This section has information about the financial support available to help you pay for your care.
Self-directed support (SDS) allows you to choose how your support is provided, and gives you as much control as you want of your individual budget. Find out more about SDS and how it gives you more choice and control over your social care services.
More information is also available on the Scottish Government's Self-directed Support (SDS) website.
Free personal and nursing care
Personal care is free for everyone in Scotland aged 65 and over. Nursing care is free for anyone. You'll need an assessment to see if you need these services.
If you'd like an assessment to work out your care needs please contact your local social work office.
More information about free personal and nursing care is on the Scottish Government's website.

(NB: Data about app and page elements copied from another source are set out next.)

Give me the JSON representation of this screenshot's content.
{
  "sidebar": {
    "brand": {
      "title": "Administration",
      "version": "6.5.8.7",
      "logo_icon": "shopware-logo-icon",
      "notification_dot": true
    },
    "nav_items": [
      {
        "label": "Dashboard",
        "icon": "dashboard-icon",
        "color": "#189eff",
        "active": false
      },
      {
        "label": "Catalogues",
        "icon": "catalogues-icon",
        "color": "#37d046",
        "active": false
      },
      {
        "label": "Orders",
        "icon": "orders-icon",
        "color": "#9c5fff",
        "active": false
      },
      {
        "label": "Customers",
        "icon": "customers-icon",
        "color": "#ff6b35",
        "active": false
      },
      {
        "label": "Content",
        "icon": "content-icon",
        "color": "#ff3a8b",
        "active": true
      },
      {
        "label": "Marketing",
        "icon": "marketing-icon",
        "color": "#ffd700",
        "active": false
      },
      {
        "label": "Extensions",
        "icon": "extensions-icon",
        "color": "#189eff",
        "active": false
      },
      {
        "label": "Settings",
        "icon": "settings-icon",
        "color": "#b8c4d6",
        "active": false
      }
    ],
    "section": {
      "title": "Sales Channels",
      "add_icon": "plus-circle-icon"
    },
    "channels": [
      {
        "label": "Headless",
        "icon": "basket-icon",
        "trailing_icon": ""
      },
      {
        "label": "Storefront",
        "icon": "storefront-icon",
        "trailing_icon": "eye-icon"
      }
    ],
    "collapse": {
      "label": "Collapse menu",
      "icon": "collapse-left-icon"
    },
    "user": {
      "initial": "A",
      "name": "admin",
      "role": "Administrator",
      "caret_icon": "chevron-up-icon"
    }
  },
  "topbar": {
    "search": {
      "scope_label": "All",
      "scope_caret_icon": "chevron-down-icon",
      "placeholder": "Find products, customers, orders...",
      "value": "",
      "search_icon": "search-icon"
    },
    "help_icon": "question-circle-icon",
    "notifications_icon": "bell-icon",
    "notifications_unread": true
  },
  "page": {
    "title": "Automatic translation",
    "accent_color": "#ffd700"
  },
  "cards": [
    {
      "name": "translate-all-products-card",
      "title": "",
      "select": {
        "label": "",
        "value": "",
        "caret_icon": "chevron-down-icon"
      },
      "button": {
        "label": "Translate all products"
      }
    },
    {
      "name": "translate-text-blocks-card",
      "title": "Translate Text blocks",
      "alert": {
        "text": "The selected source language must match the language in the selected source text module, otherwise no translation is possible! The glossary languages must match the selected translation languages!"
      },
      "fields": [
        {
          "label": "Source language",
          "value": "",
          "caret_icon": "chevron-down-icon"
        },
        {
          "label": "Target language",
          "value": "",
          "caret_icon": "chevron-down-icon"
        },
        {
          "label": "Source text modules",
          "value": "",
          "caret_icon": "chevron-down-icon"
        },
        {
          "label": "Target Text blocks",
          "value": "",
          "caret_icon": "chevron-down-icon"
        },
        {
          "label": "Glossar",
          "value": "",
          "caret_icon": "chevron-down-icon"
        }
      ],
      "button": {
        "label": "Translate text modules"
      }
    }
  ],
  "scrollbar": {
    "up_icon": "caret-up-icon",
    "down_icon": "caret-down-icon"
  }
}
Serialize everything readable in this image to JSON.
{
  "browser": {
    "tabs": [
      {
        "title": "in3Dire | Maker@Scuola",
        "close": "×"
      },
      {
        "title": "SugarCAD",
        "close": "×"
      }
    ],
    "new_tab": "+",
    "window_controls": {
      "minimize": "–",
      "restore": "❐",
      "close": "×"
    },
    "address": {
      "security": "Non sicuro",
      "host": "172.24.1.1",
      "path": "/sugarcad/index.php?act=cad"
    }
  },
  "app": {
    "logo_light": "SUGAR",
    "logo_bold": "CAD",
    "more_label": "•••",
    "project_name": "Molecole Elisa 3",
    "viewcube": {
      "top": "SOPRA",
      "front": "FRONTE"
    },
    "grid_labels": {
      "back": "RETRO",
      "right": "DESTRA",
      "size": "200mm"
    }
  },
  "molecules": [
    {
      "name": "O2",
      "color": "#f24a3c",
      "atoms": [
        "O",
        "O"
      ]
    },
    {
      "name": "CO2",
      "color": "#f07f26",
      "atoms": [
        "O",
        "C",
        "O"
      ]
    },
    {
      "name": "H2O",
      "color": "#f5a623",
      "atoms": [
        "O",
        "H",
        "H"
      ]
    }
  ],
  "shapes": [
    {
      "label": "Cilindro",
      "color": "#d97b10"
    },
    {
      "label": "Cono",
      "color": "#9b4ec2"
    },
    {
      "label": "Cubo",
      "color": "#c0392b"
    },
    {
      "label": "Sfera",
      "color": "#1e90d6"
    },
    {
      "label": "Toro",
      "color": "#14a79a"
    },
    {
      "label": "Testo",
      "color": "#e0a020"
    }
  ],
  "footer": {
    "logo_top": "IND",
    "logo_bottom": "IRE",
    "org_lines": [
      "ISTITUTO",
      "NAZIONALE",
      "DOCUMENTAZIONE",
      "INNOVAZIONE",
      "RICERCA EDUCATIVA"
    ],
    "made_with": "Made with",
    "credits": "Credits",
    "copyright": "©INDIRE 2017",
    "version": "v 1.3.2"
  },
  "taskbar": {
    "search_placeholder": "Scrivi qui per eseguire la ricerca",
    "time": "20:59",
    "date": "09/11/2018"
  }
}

Paying for care you receive at home
If you get care at home you may need to contribute towards the cost.
The services you get are based on your needs. The charge is based on your ability to pay. A charge is only made if your assessable income is over the income threshold set by the Scottish Government. Many people will pay nothing, or will only contribute towards part of the cost.
Any welfare benefits you get are included in your income for assessment purposes - except:
- the mobility component of the disability living allowance
- the MOD component of the war widows pension
- war disablement pension
We'll offer you a benefits entitlement check to make sure you are getting all the benefits you're entitled to.
Our charging policy explains how we consider and calculate a person’s ability to contribute towards their care package or individual budget.
View our charging policy 2017 to 2018 (pdf 887KB).
If you have any questions about care charges or need more information please call us on:
Paying for services when you're discharged from hospital
It depends on your circumstances if you have to pay for services when you're discharged from hospital. You're entitled to an assessment of your needs by a homecare supervisor after being discharged. They'll let you know what care you can get and if you need to pay for it. After the assessment you may get up to a maximum of 28 days care free of charge, if you're 65 or over.
You may need ongoing care. Your care needs are re-assess after 28 days. Some of this care may be chargeable. Your homecare supervisor will tell you if you need to pay.
The hospital will contact the appropriate homecare supervisor before you're discharged so the necessary arrangements for care packages are in place before you go home.
If you've been discharged and aren't coping you, a member of your family or anyone else, can contact us and ask for an assessment. Please contact your local social work office.
If you move into a care home, temporarily or permanently, you may be expected to contribute towards the cost of your care from your income or capital.
Selling your home to meet your care costs
When you move into a care home you may be able to make an agreement with us to part pay your fees and settle the balance from your estate later instead of selling your home. This is called a deferred payment.
A deferred payment agreement is a legal agreement between us - the local authority - and you. It identifies the portion of your care home fees to be deferred and gives us a standard security over your home to cover the deferred amount.
More information is available in our guide to deferred payments (pdf 139KB).
If you'd like more information about moving into a care home, please contact your local social work office or speak to health staff in your local GP practice. Or email email@example.com.